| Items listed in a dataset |
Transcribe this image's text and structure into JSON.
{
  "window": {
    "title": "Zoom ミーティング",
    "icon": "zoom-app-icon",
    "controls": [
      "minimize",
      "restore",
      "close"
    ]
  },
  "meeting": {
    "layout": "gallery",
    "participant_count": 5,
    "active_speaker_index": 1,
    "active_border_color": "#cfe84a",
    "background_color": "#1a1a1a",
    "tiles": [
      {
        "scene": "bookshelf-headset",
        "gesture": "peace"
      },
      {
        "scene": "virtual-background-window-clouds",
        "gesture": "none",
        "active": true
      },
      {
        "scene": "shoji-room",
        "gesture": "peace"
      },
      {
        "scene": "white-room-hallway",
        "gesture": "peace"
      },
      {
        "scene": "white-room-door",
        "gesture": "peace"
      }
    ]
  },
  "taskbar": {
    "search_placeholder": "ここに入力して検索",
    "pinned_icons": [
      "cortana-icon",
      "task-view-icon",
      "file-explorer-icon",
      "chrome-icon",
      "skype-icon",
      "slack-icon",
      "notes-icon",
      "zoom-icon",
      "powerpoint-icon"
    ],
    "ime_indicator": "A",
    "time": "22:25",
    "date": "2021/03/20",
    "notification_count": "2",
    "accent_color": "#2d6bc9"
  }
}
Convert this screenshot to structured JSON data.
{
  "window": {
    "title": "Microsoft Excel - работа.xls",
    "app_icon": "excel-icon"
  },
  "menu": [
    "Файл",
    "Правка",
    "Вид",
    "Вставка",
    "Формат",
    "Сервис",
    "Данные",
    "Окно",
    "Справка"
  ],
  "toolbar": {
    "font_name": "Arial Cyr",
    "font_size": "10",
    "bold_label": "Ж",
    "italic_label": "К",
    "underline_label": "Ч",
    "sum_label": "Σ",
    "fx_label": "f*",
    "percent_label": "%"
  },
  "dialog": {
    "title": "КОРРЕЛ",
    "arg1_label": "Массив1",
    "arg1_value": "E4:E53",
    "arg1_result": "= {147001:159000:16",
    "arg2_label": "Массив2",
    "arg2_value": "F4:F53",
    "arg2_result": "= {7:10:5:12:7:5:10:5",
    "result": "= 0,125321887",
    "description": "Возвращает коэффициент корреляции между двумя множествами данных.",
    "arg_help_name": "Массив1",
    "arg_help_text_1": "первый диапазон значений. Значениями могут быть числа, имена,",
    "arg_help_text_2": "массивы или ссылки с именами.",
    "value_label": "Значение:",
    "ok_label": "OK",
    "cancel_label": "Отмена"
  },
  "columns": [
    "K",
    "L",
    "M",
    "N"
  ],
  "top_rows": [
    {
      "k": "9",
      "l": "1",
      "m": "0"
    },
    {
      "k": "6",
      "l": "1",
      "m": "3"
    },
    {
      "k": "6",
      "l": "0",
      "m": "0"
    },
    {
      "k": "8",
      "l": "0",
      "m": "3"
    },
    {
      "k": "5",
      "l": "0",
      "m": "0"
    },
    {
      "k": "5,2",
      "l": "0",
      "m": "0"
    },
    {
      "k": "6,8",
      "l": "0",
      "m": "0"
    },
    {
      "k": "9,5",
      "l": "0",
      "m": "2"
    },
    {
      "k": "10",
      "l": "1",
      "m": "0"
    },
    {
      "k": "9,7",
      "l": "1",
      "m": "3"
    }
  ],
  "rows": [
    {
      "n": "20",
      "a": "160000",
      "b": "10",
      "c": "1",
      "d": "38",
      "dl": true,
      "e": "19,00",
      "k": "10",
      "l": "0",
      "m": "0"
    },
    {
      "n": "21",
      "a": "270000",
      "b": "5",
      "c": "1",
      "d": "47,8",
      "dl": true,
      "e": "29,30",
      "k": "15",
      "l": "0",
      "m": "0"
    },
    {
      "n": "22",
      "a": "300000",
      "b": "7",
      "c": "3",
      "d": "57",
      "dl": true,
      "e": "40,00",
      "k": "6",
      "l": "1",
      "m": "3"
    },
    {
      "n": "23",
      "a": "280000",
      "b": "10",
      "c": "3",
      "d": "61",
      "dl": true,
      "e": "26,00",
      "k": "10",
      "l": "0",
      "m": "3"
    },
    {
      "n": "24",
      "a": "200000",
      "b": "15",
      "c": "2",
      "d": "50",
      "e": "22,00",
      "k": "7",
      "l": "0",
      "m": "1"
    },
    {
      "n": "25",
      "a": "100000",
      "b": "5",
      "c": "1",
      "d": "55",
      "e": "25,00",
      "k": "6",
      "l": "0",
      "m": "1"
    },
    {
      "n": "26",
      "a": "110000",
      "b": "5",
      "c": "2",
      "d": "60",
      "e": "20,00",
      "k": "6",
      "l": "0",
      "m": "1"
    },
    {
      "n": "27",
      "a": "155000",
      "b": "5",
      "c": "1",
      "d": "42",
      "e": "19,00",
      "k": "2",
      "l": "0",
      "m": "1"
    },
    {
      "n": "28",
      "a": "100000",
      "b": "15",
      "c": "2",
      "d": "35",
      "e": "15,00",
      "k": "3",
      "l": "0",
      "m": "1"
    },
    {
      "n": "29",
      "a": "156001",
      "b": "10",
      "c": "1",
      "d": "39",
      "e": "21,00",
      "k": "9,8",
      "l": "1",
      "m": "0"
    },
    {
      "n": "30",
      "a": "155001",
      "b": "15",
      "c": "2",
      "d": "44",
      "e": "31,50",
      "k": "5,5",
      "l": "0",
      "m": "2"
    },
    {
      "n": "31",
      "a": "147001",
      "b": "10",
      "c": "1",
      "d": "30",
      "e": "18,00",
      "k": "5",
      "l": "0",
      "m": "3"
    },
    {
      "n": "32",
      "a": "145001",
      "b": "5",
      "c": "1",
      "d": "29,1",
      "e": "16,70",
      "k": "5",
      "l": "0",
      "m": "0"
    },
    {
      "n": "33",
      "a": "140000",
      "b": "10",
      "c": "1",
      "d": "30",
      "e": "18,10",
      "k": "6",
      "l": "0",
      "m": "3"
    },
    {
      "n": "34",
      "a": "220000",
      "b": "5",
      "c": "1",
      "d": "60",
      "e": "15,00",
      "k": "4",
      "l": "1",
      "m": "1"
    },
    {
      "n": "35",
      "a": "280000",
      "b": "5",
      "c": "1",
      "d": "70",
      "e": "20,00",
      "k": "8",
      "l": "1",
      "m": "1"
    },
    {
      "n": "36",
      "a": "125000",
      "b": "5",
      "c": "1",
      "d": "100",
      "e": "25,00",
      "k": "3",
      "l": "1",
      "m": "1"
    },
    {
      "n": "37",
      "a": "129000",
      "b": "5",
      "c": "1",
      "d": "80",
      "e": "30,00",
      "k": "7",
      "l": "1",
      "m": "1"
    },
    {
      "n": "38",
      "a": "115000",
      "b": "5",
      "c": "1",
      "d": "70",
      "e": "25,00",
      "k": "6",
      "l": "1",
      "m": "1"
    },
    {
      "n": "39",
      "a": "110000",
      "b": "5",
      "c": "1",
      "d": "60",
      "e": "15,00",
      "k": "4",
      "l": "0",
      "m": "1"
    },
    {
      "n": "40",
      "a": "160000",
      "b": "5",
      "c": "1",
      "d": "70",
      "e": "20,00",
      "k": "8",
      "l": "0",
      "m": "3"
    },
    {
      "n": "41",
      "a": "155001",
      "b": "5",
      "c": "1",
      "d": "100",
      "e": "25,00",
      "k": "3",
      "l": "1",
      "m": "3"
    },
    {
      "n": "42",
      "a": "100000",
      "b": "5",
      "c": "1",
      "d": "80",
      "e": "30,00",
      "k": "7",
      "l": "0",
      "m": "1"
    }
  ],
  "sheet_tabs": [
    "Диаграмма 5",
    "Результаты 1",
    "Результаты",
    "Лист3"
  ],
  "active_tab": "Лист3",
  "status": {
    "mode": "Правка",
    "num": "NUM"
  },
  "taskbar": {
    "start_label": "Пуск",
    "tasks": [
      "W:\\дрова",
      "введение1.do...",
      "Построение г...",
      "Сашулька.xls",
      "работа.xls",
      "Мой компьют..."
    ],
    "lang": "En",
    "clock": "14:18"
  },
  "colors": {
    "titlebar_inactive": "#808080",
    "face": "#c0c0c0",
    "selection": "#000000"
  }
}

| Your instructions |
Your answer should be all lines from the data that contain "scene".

| Answer to the exercise |
        "scene": "bookshelf-headset",
        "scene": "virtual-background-window-clouds",
        "scene": "shoji-room",
        "scene": "white-room-hallway",
        "scene": "white-room-door",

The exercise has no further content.